[Website and app data records]
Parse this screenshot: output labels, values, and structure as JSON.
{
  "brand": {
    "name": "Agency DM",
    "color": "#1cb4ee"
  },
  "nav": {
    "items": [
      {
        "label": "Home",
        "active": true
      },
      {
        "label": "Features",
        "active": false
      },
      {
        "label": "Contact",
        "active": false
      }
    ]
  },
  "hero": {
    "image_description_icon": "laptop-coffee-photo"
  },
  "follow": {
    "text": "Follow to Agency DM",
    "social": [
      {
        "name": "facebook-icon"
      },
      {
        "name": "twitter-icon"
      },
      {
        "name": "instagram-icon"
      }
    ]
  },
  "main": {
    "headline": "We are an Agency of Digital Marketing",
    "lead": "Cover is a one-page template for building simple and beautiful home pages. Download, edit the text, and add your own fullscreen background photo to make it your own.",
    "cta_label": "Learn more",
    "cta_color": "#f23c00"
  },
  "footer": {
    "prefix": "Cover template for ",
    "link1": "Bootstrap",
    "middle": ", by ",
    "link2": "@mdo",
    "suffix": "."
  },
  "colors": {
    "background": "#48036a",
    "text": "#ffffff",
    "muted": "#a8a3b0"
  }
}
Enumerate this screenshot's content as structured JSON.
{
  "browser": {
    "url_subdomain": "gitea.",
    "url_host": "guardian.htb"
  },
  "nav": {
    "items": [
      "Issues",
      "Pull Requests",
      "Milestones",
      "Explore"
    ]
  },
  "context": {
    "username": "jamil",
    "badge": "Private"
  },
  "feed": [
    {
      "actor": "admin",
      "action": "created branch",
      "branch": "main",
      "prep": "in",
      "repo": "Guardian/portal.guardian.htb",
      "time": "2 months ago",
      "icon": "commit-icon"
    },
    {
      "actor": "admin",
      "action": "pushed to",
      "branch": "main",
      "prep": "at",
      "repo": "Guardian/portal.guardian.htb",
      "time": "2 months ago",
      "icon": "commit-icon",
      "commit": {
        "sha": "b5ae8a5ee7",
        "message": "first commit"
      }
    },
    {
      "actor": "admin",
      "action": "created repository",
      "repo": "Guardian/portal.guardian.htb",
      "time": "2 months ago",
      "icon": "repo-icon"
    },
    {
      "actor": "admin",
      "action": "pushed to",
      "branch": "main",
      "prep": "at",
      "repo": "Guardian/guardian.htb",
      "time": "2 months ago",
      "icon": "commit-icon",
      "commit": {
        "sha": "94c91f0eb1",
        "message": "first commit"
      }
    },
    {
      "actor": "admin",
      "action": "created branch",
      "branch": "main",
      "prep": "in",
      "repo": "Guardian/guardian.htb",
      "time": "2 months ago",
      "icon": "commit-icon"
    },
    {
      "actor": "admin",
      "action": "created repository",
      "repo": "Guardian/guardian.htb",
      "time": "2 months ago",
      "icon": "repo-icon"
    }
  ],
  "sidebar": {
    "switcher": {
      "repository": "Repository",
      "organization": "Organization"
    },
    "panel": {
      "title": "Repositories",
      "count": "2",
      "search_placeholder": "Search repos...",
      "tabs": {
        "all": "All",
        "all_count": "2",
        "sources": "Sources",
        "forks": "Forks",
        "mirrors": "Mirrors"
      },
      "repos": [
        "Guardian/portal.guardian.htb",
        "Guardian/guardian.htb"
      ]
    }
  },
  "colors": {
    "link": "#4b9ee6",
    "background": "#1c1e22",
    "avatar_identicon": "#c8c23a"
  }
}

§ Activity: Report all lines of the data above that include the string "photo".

§ Exercise result:
    "image_description_icon": "laptop-coffee-photo"
    "lead": "Cover is a one-page template for building simple and beautiful home pages. Download, edit the text, and add your own fullscreen background photo to make it your own.",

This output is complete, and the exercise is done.